WORK ORDER | A single number is the whole answer: the tally of lines in the data below that include the word "Paso".

(Saved data entries)

------------------------

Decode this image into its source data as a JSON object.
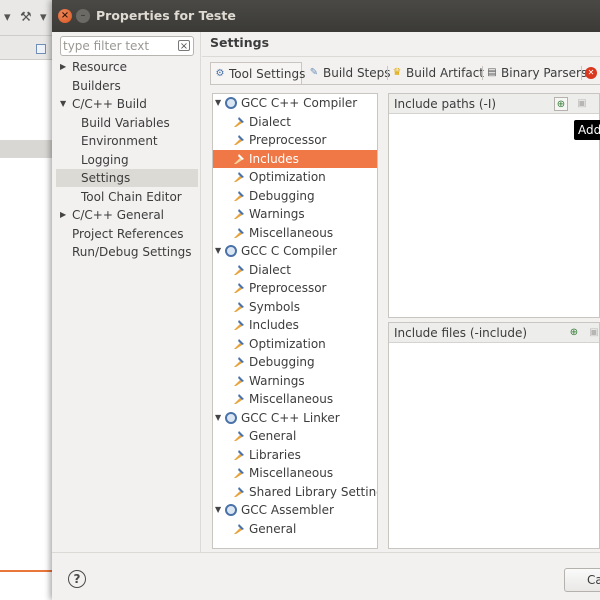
{
  "dialog": {
    "title": "Properties for Teste"
  },
  "filter": {
    "placeholder": "type filter text"
  },
  "nav": {
    "items": [
      {
        "label": "Resource"
      },
      {
        "label": "Builders"
      },
      {
        "label": "C/C++ Build"
      },
      {
        "label": "Build Variables"
      },
      {
        "label": "Environment"
      },
      {
        "label": "Logging"
      },
      {
        "label": "Settings"
      },
      {
        "label": "Tool Chain Editor"
      },
      {
        "label": "C/C++ General"
      },
      {
        "label": "Project References"
      },
      {
        "label": "Run/Debug Settings"
      }
    ],
    "selected": "Settings"
  },
  "page": {
    "title": "Settings"
  },
  "tabs": [
    {
      "label": "Tool Settings",
      "icon": "tool-settings-icon"
    },
    {
      "label": "Build Steps",
      "icon": "build-steps-icon"
    },
    {
      "label": "Build Artifact",
      "icon": "build-artifact-icon"
    },
    {
      "label": "Binary Parsers",
      "icon": "binary-parsers-icon"
    }
  ],
  "tree": {
    "items": [
      {
        "label": "GCC C++ Compiler",
        "level": 0
      },
      {
        "label": "Dialect",
        "level": 1
      },
      {
        "label": "Preprocessor",
        "level": 1
      },
      {
        "label": "Includes",
        "level": 1
      },
      {
        "label": "Optimization",
        "level": 1
      },
      {
        "label": "Debugging",
        "level": 1
      },
      {
        "label": "Warnings",
        "level": 1
      },
      {
        "label": "Miscellaneous",
        "level": 1
      },
      {
        "label": "GCC C Compiler",
        "level": 0
      },
      {
        "label": "Dialect",
        "level": 1
      },
      {
        "label": "Preprocessor",
        "level": 1
      },
      {
        "label": "Symbols",
        "level": 1
      },
      {
        "label": "Includes",
        "level": 1
      },
      {
        "label": "Optimization",
        "level": 1
      },
      {
        "label": "Debugging",
        "level": 1
      },
      {
        "label": "Warnings",
        "level": 1
      },
      {
        "label": "Miscellaneous",
        "level": 1
      },
      {
        "label": "GCC C++ Linker",
        "level": 0
      },
      {
        "label": "General",
        "level": 1
      },
      {
        "label": "Libraries",
        "level": 1
      },
      {
        "label": "Miscellaneous",
        "level": 1
      },
      {
        "label": "Shared Library Settings",
        "level": 1
      },
      {
        "label": "GCC Assembler",
        "level": 0
      },
      {
        "label": "General",
        "level": 1
      }
    ],
    "selected_index": 3
  },
  "panes": {
    "include_paths": {
      "title": "Include paths (-I)"
    },
    "include_files": {
      "title": "Include files (-include)"
    }
  },
  "tooltip": {
    "text": "Add"
  },
  "buttons": {
    "help": "?",
    "cancel": "Cancel"
  },
  "colors": {
    "selection": "#f07746",
    "titlebar": "#3b3a36",
    "tooltip_bg": "#000000"
  }
}
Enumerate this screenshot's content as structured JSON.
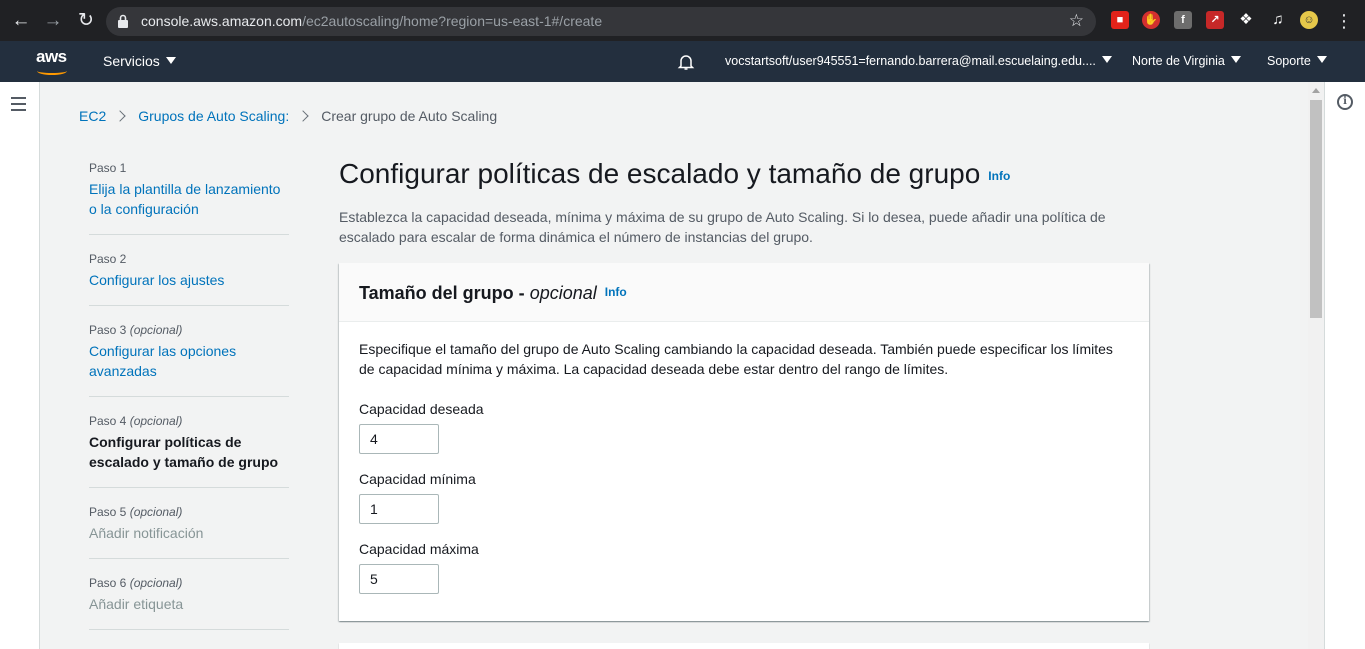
{
  "browser": {
    "url_host": "console.aws.amazon.com",
    "url_path": "/ec2autoscaling/home?region=us-east-1#/create",
    "extensions": [
      "roblox-icon",
      "adblock-icon",
      "facebook-icon",
      "chart-icon",
      "puzzle-icon",
      "media-icon",
      "avatar-icon"
    ]
  },
  "header": {
    "logo": "aws",
    "services": "Servicios",
    "account": "vocstartsoft/user945551=fernando.barrera@mail.escuelaing.edu....",
    "region": "Norte de Virginia",
    "support": "Soporte"
  },
  "breadcrumb": {
    "items": [
      "EC2",
      "Grupos de Auto Scaling:"
    ],
    "current": "Crear grupo de Auto Scaling"
  },
  "steps": [
    {
      "num": "Paso 1",
      "optional": "",
      "title": "Elija la plantilla de lanzamiento o la configuración",
      "state": "link"
    },
    {
      "num": "Paso 2",
      "optional": "",
      "title": "Configurar los ajustes",
      "state": "link"
    },
    {
      "num": "Paso 3",
      "optional": "(opcional)",
      "title": "Configurar las opciones avanzadas",
      "state": "link"
    },
    {
      "num": "Paso 4",
      "optional": "(opcional)",
      "title": "Configurar políticas de escalado y tamaño de grupo",
      "state": "active"
    },
    {
      "num": "Paso 5",
      "optional": "(opcional)",
      "title": "Añadir notificación",
      "state": "disabled"
    },
    {
      "num": "Paso 6",
      "optional": "(opcional)",
      "title": "Añadir etiqueta",
      "state": "disabled"
    }
  ],
  "main": {
    "title": "Configurar políticas de escalado y tamaño de grupo",
    "info": "Info",
    "description": "Establezca la capacidad deseada, mínima y máxima de su grupo de Auto Scaling. Si lo desea, puede añadir una política de escalado para escalar de forma dinámica el número de instancias del grupo."
  },
  "group_size": {
    "title": "Tamaño del grupo -",
    "title_optional": "opcional",
    "info": "Info",
    "description": "Especifique el tamaño del grupo de Auto Scaling cambiando la capacidad deseada. También puede especificar los límites de capacidad mínima y máxima. La capacidad deseada debe estar dentro del rango de límites.",
    "desired_label": "Capacidad deseada",
    "desired_value": "4",
    "min_label": "Capacidad mínima",
    "min_value": "1",
    "max_label": "Capacidad máxima",
    "max_value": "5"
  }
}
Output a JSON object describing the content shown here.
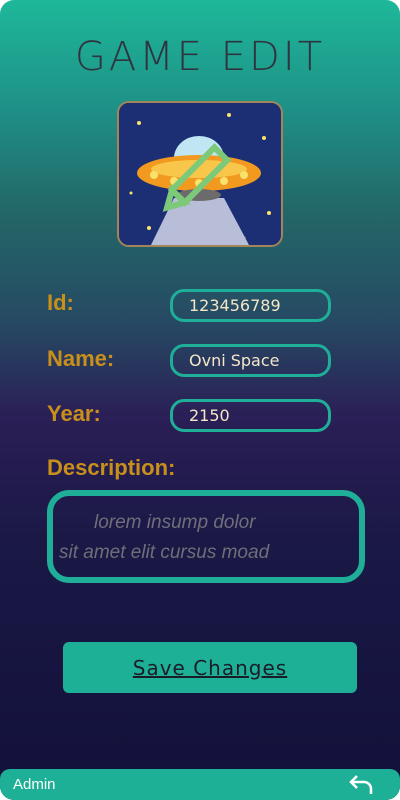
{
  "title": "GAME EDIT",
  "cover": {
    "description_icon": "ufo-game-cover",
    "edit_icon": "pencil-icon"
  },
  "fields": {
    "id": {
      "label": "Id:",
      "value": "123456789"
    },
    "name": {
      "label": "Name:",
      "value": "Ovni Space"
    },
    "year": {
      "label": "Year:",
      "value": "2150"
    },
    "description": {
      "label": "Description:",
      "line1": "lorem insump dolor",
      "line2": "sit amet elit cursus moad"
    }
  },
  "save_button": {
    "label": "Save Changes"
  },
  "footer": {
    "user": "Admin",
    "back_icon": "back-arrow-icon"
  },
  "colors": {
    "accent": "#1eb097",
    "label": "#c8901a",
    "field_text": "#f4e7c8"
  }
}
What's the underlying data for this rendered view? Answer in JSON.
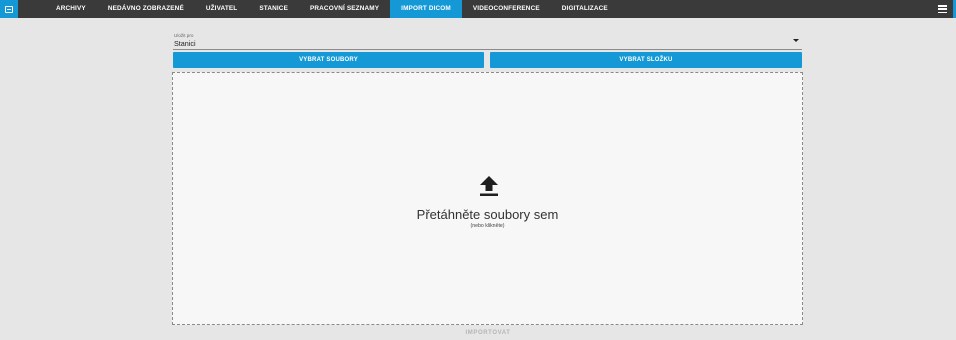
{
  "nav": {
    "tabs": [
      {
        "label": "ARCHIVY"
      },
      {
        "label": "NEDÁVNO ZOBRAZENÉ"
      },
      {
        "label": "UŽIVATEL"
      },
      {
        "label": "STANICE"
      },
      {
        "label": "PRACOVNÍ SEZNAMY"
      },
      {
        "label": "IMPORT DICOM",
        "active": true
      },
      {
        "label": "VIDEOCONFERENCE"
      },
      {
        "label": "DIGITALIZACE"
      }
    ]
  },
  "save_to": {
    "label": "Uložit pro",
    "value": "Stanici"
  },
  "buttons": {
    "select_files": "VYBRAT SOUBORY",
    "select_folder": "VYBRAT SLOŽKU"
  },
  "dropzone": {
    "title": "Přetáhněte soubory sem",
    "subtitle": "(nebo klikněte)",
    "icon": "upload-icon"
  },
  "import": {
    "label": "IMPORTOVAT",
    "enabled": false
  },
  "colors": {
    "accent": "#1599d6",
    "topbar": "#3a3a3a",
    "background": "#e6e6e6",
    "dropzone_bg": "#f7f7f7",
    "disabled_text": "#b5b5b5"
  }
}
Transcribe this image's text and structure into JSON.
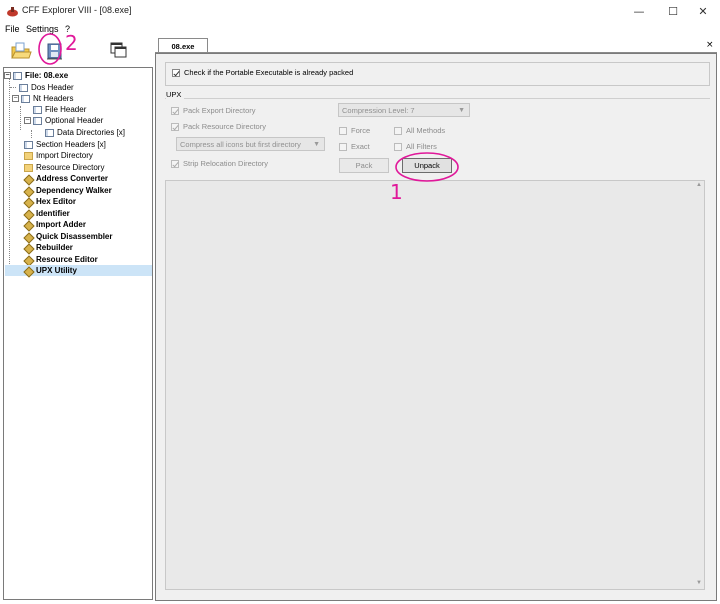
{
  "window": {
    "title": "CFF Explorer VIII - [08.exe]"
  },
  "menu": [
    "File",
    "Settings",
    "?"
  ],
  "tree": {
    "nodes": [
      {
        "label": "File: 08.exe"
      },
      {
        "label": "Dos Header"
      },
      {
        "label": "Nt Headers"
      },
      {
        "label": "File Header"
      },
      {
        "label": "Optional Header"
      },
      {
        "label": "Data Directories [x]"
      },
      {
        "label": "Section Headers [x]"
      },
      {
        "label": "Import Directory"
      },
      {
        "label": "Resource Directory"
      },
      {
        "label": "Address Converter"
      },
      {
        "label": "Dependency Walker"
      },
      {
        "label": "Hex Editor"
      },
      {
        "label": "Identifier"
      },
      {
        "label": "Import Adder"
      },
      {
        "label": "Quick Disassembler"
      },
      {
        "label": "Rebuilder"
      },
      {
        "label": "Resource Editor"
      },
      {
        "label": "UPX Utility"
      }
    ]
  },
  "tab": {
    "label": "08.exe",
    "close": "×"
  },
  "upx": {
    "check_packed": "Check if the Portable Executable is already packed",
    "group_label": "UPX",
    "pack_export": "Pack Export Directory",
    "pack_resource": "Pack Resource Directory",
    "icons_combo": "Compress all icons but first directory",
    "strip_reloc": "Strip Relocation Directory",
    "compression_combo": "Compression Level: 7",
    "force": "Force",
    "all_methods": "All Methods",
    "exact": "Exact",
    "all_filters": "All Filters",
    "pack_button": "Pack",
    "unpack_button": "Unpack"
  },
  "annotations": {
    "one": "1",
    "two": "2"
  },
  "colors": {
    "annotation": "#e0189a",
    "selection": "#cce4f7"
  }
}
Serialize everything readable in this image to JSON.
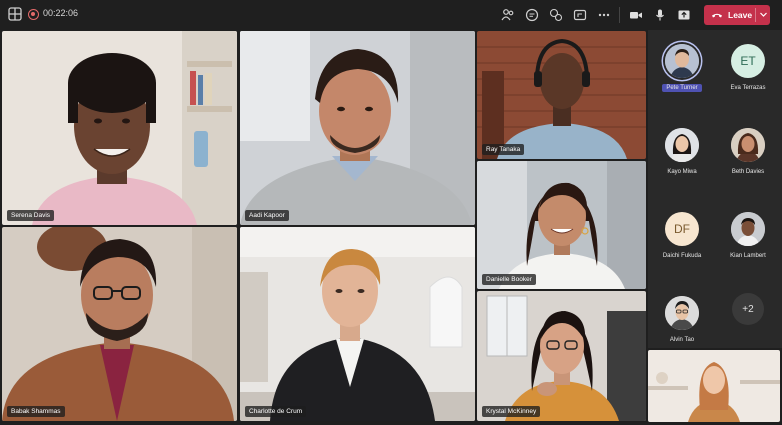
{
  "toolbar": {
    "timer": "00:22:06",
    "leave_label": "Leave",
    "leave_color": "#c4314b"
  },
  "tiles": [
    {
      "name": "Serena Davis"
    },
    {
      "name": "Aadi Kapoor"
    },
    {
      "name": "Ray Tanaka"
    },
    {
      "name": "Danielle Booker"
    },
    {
      "name": "Babak Shammas"
    },
    {
      "name": "Charlotte de Crum"
    },
    {
      "name": "Krystal McKinney"
    }
  ],
  "roster": {
    "people": [
      {
        "name": "Pete Turner",
        "initials": ""
      },
      {
        "name": "Eva Terrazas",
        "initials": "ET"
      },
      {
        "name": "Kayo Miwa",
        "initials": ""
      },
      {
        "name": "Beth Davies",
        "initials": ""
      },
      {
        "name": "Daichi Fukuda",
        "initials": "DF"
      },
      {
        "name": "Kian Lambert",
        "initials": ""
      },
      {
        "name": "Alvin Tao",
        "initials": ""
      }
    ],
    "overflow": "+2"
  },
  "icons": [
    "grid-icon",
    "record-icon",
    "people-icon",
    "chat-icon",
    "reactions-icon",
    "share-icon",
    "more-icon",
    "camera-icon",
    "mic-icon",
    "share-tray-icon",
    "phone-icon",
    "chevron-down-icon"
  ]
}
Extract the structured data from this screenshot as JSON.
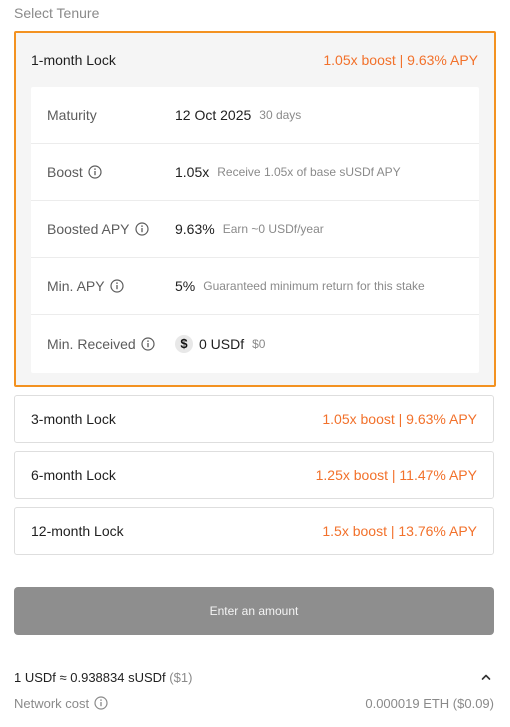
{
  "section_label": "Select Tenure",
  "selected_lock": {
    "name": "1-month Lock",
    "boost_text": "1.05x boost | 9.63% APY",
    "details": {
      "maturity": {
        "label": "Maturity",
        "value": "12 Oct 2025",
        "note": "30 days"
      },
      "boost": {
        "label": "Boost",
        "value": "1.05x",
        "note": "Receive 1.05x of base sUSDf APY"
      },
      "boosted_apy": {
        "label": "Boosted APY",
        "value": "9.63%",
        "note": "Earn ~0 USDf/year"
      },
      "min_apy": {
        "label": "Min. APY",
        "value": "5%",
        "note": "Guaranteed minimum return for this stake"
      },
      "min_received": {
        "label": "Min. Received",
        "coin_symbol": "$",
        "value": "0 USDf",
        "note": "$0"
      }
    }
  },
  "locks": [
    {
      "name": "3-month Lock",
      "boost_text": "1.05x boost | 9.63% APY"
    },
    {
      "name": "6-month Lock",
      "boost_text": "1.25x boost | 11.47% APY"
    },
    {
      "name": "12-month Lock",
      "boost_text": "1.5x boost | 13.76% APY"
    }
  ],
  "cta_label": "Enter an amount",
  "rate": {
    "text": "1 USDf ≈ 0.938834 sUSDf",
    "usd": "($1)"
  },
  "network_cost": {
    "label": "Network cost",
    "value": "0.000019 ETH ($0.09)"
  },
  "colors": {
    "accent": "#f39221",
    "boost_text": "#f2712b",
    "cta_bg": "#8e8e8e"
  }
}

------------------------

TASK RESULT | 6